Where are some of your favourite cities/places to visit to enjoy or play music?
Puh, tough question! I had the chance to travel a lot during the past 3 years and have visited so many different spots in the world. To sum things up: as much as I liked to play out in Kassel, the feeling was mutual in Minsk or Singapore.
Many of your tracks have unpredictable and complex structure and patterns, almost on a broken-beat vibe sometimes. Who/what influence your techniques?
Yeah, my roots are definitely in hip-hop and broken beats. Even if I try to do straight forward 4-to-the-floor beats, I always end up with something a little wonky or a slope in it. Of course, sampling is important, but I try to “hide” my samples as I think some of my early tracks tended to be a bit too obvious when it came to samples. Besides sampling I realized how much I love the mixture of analogue and digital working techniques. Having recorded a synth or bassline with my maschines and sqeezing and twisting it later on in software – that is what I love.
We love your woozy kinda hip-hop tracks – who are some of your favourite producers of this type of music?
Thanks guys! I always felt a strong connection to the more soulful and sophisticated side of hiphop. I was a sucker of everything ATCQ, Premier, De La, Pete Rock, Digable Planets, Mos Def and the like did. I discovered Dilla and Madlib through that. Now I really feel guys like Onra, the Stones Throw camp and others of that ilk.
Who’s music in general are you tipping for 2013?
So many good records out there, and hopefully some more good ones coming up in 2013 too. I’m so looking forward to anything guys like Lerosa, Joey Anderson, Christopher Rau, Johannes Albert, Baaz, Tin Man, John Heckle, Red Rack’em, the Smallvilles and RVDS are releasing… but of course I forgot a hundred other names in here!

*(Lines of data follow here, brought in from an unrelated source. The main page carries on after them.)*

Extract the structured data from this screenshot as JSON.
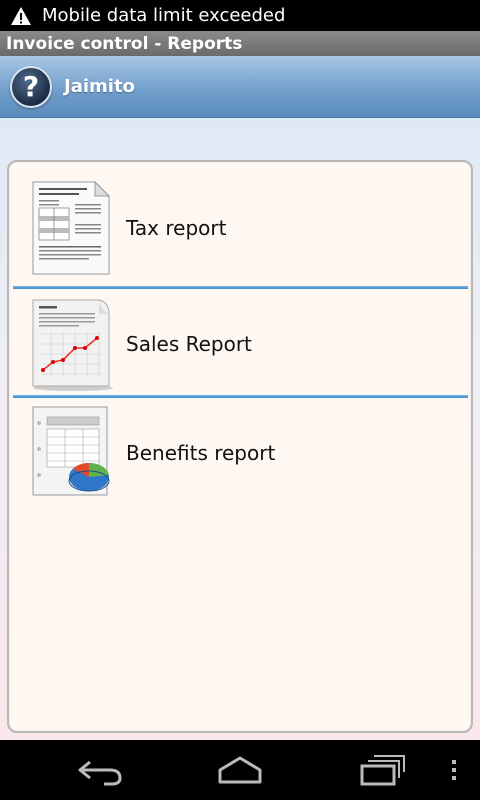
{
  "status_bar": {
    "notification": "Mobile data limit exceeded"
  },
  "title_bar": {
    "title": "Invoice control - Reports"
  },
  "header": {
    "user_name": "Jaimito",
    "help_icon": "?"
  },
  "reports": [
    {
      "label": "Tax report",
      "icon": "tax-document-icon"
    },
    {
      "label": "Sales Report",
      "icon": "sales-chart-icon"
    },
    {
      "label": "Benefits report",
      "icon": "benefits-pie-icon"
    }
  ],
  "nav": {
    "back": "back-icon",
    "home": "home-icon",
    "recents": "recents-icon",
    "menu": "menu-icon"
  },
  "colors": {
    "header_blue": "#6e9cc9",
    "divider_blue": "#3a8ad0",
    "panel_bg": "#fff7f2"
  }
}
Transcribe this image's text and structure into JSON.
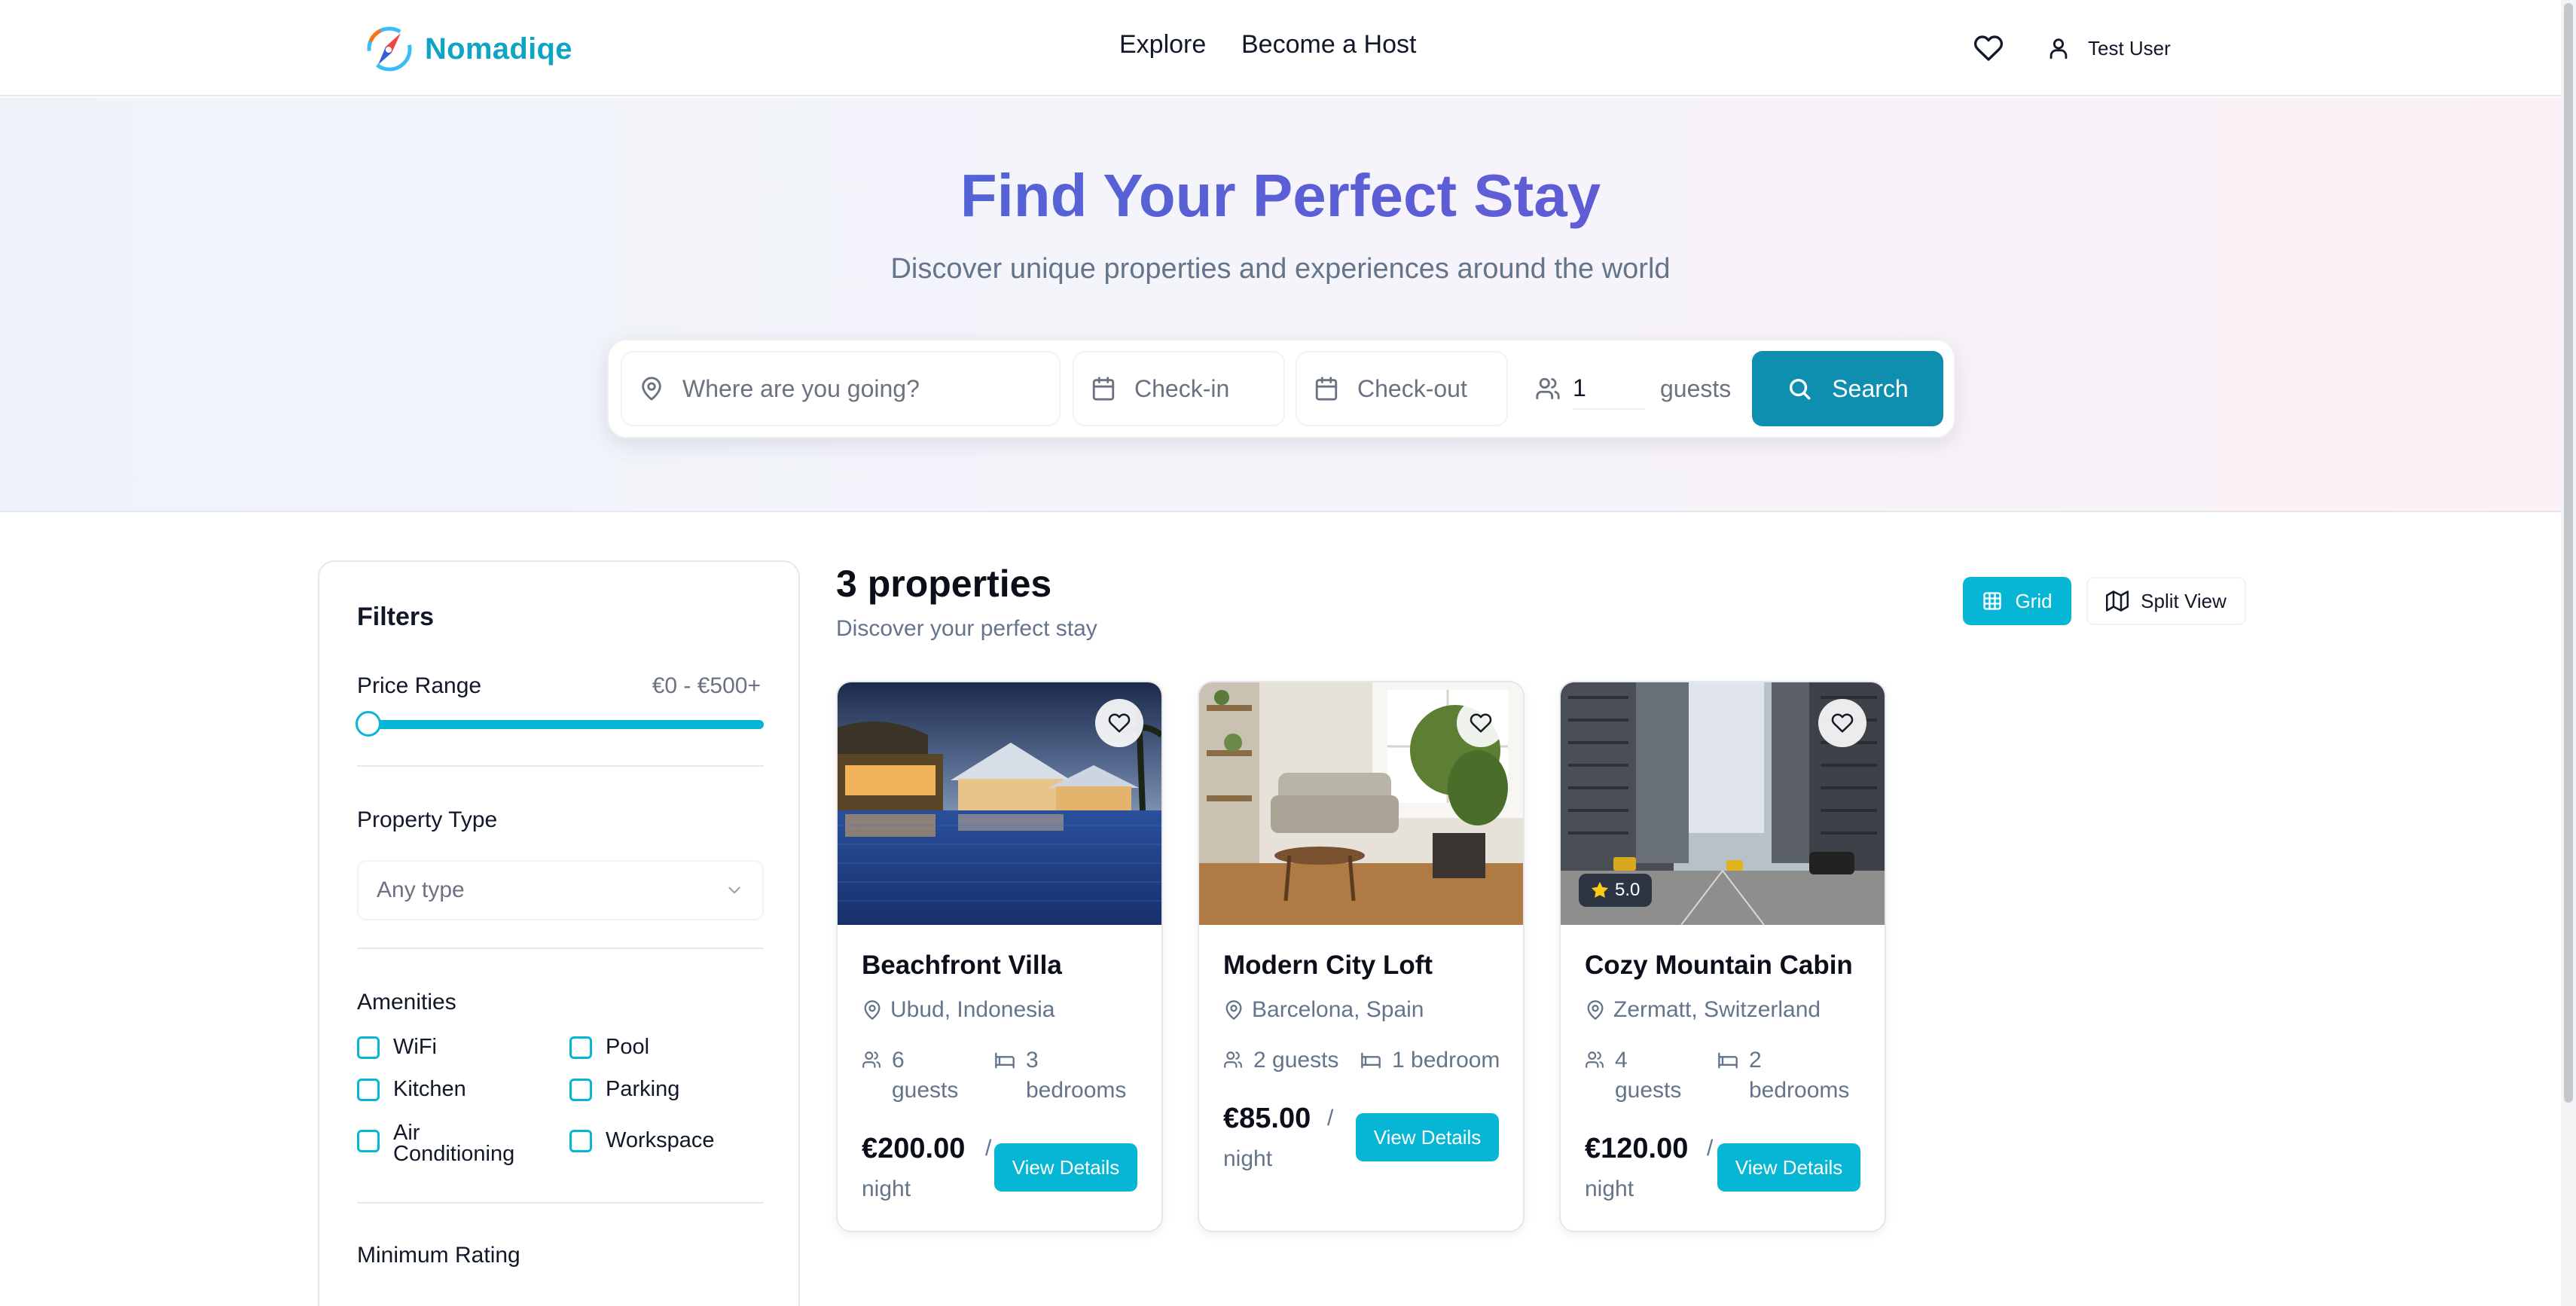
{
  "brand": {
    "name": "Nomadiqe"
  },
  "nav": {
    "links": [
      "Explore",
      "Become a Host"
    ],
    "user_name": "Test User"
  },
  "hero": {
    "title": "Find Your Perfect Stay",
    "subtitle": "Discover unique properties and experiences around the world"
  },
  "search": {
    "destination_placeholder": "Where are you going?",
    "checkin_placeholder": "Check-in",
    "checkout_placeholder": "Check-out",
    "guests_value": "1",
    "guests_label": "guests",
    "button_label": "Search"
  },
  "filters": {
    "title": "Filters",
    "price_label": "Price Range",
    "price_value": "€0 - €500+",
    "price_fill_fraction": 1.0,
    "property_type_label": "Property Type",
    "property_type_value": "Any type",
    "amenities_label": "Amenities",
    "amenities": [
      "WiFi",
      "Pool",
      "Kitchen",
      "Parking",
      "Air Conditioning",
      "Workspace"
    ],
    "min_rating_label": "Minimum Rating"
  },
  "results": {
    "count_label": "3 properties",
    "subtitle": "Discover your perfect stay",
    "view_grid": "Grid",
    "view_split": "Split View"
  },
  "properties": [
    {
      "title": "Beachfront Villa",
      "location": "Ubud, Indonesia",
      "guests": "6 guests",
      "bedrooms": "3 bedrooms",
      "price": "€200.00",
      "per": "night",
      "rating": "",
      "button": "View Details"
    },
    {
      "title": "Modern City Loft",
      "location": "Barcelona, Spain",
      "guests": "2 guests",
      "bedrooms": "1 bedroom",
      "price": "€85.00",
      "per": "night",
      "rating": "",
      "button": "View Details"
    },
    {
      "title": "Cozy Mountain Cabin",
      "location": "Zermatt, Switzerland",
      "guests": "4 guests",
      "bedrooms": "2 bedrooms",
      "price": "€120.00",
      "per": "night",
      "rating": "5.0",
      "button": "View Details"
    }
  ],
  "colors": {
    "accent": "#06b6d4",
    "search_button": "#0e8fb0",
    "title_gradient_start": "#3d6fd6",
    "title_gradient_end": "#6b55cf"
  }
}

You’ve just released a split record with Ultrademon for Shift – can you tell us a bit about the release.
Kavan from Midnight Shift got in touch the middle of last year. He told me about his plans release-wise for his label and that all sounded pretty cool to me. I met Kavan later that year in Singapore as the guys invited me over to play for their party at Zouk and I had such a good time with the Shifts! Really cool bunch of music lovers, just doing their thing down there in Singapore. I’d heard the first Midnight Shift Ep and as I was, and always will, be a fan of Basic Soul Unit, I thought this might be a good home for my music. Kavan introduced me to Ultrademons’ music and I’m really happy to be on the record with him.
What other output can we expect from Johanne Paluka this year?
There’ll be a couple of other IC tracks sooner or later this year, a bunch of remixes as well, alongside some collaborations and of course loads of new Achterbahn D’Amour stuff. By the way, Edit Piafra is releasing his first solo stuff soon too!
Interview: Josh Thomas